- [EXERCISE PROMPT]: The response must restate the data exactly, with nothing left out.

>>>

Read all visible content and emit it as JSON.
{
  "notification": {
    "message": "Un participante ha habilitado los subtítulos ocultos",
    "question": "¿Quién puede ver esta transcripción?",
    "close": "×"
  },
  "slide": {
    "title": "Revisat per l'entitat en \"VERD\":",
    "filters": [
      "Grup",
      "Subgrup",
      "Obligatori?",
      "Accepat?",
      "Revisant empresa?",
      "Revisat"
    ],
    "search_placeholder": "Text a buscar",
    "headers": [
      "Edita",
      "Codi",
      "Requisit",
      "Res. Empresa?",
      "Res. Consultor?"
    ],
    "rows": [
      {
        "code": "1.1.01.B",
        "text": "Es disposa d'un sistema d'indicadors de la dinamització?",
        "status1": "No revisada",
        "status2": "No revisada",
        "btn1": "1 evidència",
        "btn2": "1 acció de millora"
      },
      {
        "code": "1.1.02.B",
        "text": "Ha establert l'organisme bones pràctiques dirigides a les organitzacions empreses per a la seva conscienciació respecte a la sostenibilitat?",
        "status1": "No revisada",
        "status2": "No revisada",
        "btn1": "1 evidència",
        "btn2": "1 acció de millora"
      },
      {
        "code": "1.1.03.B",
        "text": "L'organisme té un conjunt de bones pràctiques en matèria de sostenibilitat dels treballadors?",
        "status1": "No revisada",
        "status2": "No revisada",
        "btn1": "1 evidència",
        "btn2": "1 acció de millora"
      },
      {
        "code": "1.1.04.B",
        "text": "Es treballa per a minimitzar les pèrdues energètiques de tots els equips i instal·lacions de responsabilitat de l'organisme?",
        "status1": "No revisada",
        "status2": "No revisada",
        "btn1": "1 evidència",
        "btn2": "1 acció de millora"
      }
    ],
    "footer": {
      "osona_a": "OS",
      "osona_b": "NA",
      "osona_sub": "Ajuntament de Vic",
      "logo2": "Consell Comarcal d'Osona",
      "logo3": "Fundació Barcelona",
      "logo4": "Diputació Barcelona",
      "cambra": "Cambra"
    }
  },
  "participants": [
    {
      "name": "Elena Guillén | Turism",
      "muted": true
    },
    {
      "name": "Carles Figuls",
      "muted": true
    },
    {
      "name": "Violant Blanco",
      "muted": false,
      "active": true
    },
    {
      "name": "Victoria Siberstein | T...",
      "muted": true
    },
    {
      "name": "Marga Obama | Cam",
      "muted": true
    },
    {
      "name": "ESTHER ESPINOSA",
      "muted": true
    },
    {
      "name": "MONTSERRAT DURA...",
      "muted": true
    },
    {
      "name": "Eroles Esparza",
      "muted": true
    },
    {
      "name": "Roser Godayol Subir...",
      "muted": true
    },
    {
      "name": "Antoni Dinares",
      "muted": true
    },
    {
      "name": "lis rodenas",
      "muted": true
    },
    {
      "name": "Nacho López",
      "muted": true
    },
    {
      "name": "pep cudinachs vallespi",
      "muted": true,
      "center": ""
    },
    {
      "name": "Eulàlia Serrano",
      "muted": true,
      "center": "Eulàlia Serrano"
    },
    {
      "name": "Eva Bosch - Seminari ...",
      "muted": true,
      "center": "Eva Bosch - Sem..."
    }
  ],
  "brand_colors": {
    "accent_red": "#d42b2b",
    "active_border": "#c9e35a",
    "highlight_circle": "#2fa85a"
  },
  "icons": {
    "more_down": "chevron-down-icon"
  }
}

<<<

- [WORKED SOLUTION]:
Read all visible content and emit it as JSON.
{
  "notification": {
    "message": "Un participante ha habilitado los subtítulos ocultos",
    "question": "¿Quién puede ver esta transcripción?",
    "close": "×"
  },
  "slide": {
    "title": "Revisat per l'entitat en \"VERD\":",
    "filters": [
      "Grup",
      "Subgrup",
      "Obligatori?",
      "Accepat?",
      "Revisant empresa?",
      "Revisat"
    ],
    "search_placeholder": "Text a buscar",
    "headers": [
      "Edita",
      "Codi",
      "Requisit",
      "Res. Empresa?",
      "Res. Consultor?"
    ],
    "rows": [
      {
        "code": "1.1.01.B",
        "text": "Es disposa d'un sistema d'indicadors de la dinamització?",
        "status1": "No revisada",
        "status2": "No revisada",
        "btn1": "1 evidència",
        "btn2": "1 acció de millora"
      },
      {
        "code": "1.1.02.B",
        "text": "Ha establert l'organisme bones pràctiques dirigides a les organitzacions empreses per a la seva conscienciació respecte a la sostenibilitat?",
        "status1": "No revisada",
        "status2": "No revisada",
        "btn1": "1 evidència",
        "btn2": "1 acció de millora"
      },
      {
        "code": "1.1.03.B",
        "text": "L'organisme té un conjunt de bones pràctiques en matèria de sostenibilitat dels treballadors?",
        "status1": "No revisada",
        "status2": "No revisada",
        "btn1": "1 evidència",
        "btn2": "1 acció de millora"
      },
      {
        "code": "1.1.04.B",
        "text": "Es treballa per a minimitzar les pèrdues energètiques de tots els equips i instal·lacions de responsabilitat de l'organisme?",
        "status1": "No revisada",
        "status2": "No revisada",
        "btn1": "1 evidència",
        "btn2": "1 acció de millora"
      }
    ],
    "footer": {
      "osona_a": "OS",
      "osona_b": "NA",
      "osona_sub": "Ajuntament de Vic",
      "logo2": "Consell Comarcal d'Osona",
      "logo3": "Fundació Barcelona",
      "logo4": "Diputació Barcelona",
      "cambra": "Cambra"
    }
  },
  "participants": [
    {
      "name": "Elena Guillén | Turism",
      "muted": true
    },
    {
      "name": "Carles Figuls",
      "muted": true
    },
    {
      "name": "Violant Blanco",
      "muted": false,
      "active": true
    },
    {
      "name": "Victoria Siberstein | T...",
      "muted": true
    },
    {
      "name": "Marga Obama | Cam",
      "muted": true
    },
    {
      "name": "ESTHER ESPINOSA",
      "muted": true
    },
    {
      "name": "MONTSERRAT DURA...",
      "muted": true
    },
    {
      "name": "Eroles Esparza",
      "muted": true
    },
    {
      "name": "Roser Godayol Subir...",
      "muted": true
    },
    {
      "name": "Antoni Dinares",
      "muted": true
    },
    {
      "name": "lis rodenas",
      "muted": true
    },
    {
      "name": "Nacho López",
      "muted": true
    },
    {
      "name": "pep cudinachs vallespi",
      "muted": true,
      "center": ""
    },
    {
      "name": "Eulàlia Serrano",
      "muted": true,
      "center": "Eulàlia Serrano"
    },
    {
      "name": "Eva Bosch - Seminari ...",
      "muted": true,
      "center": "Eva Bosch - Sem..."
    }
  ],
  "brand_colors": {
    "accent_red": "#d42b2b",
    "active_border": "#c9e35a",
    "highlight_circle": "#2fa85a"
  },
  "icons": {
    "more_down": "chevron-down-icon"
  }
}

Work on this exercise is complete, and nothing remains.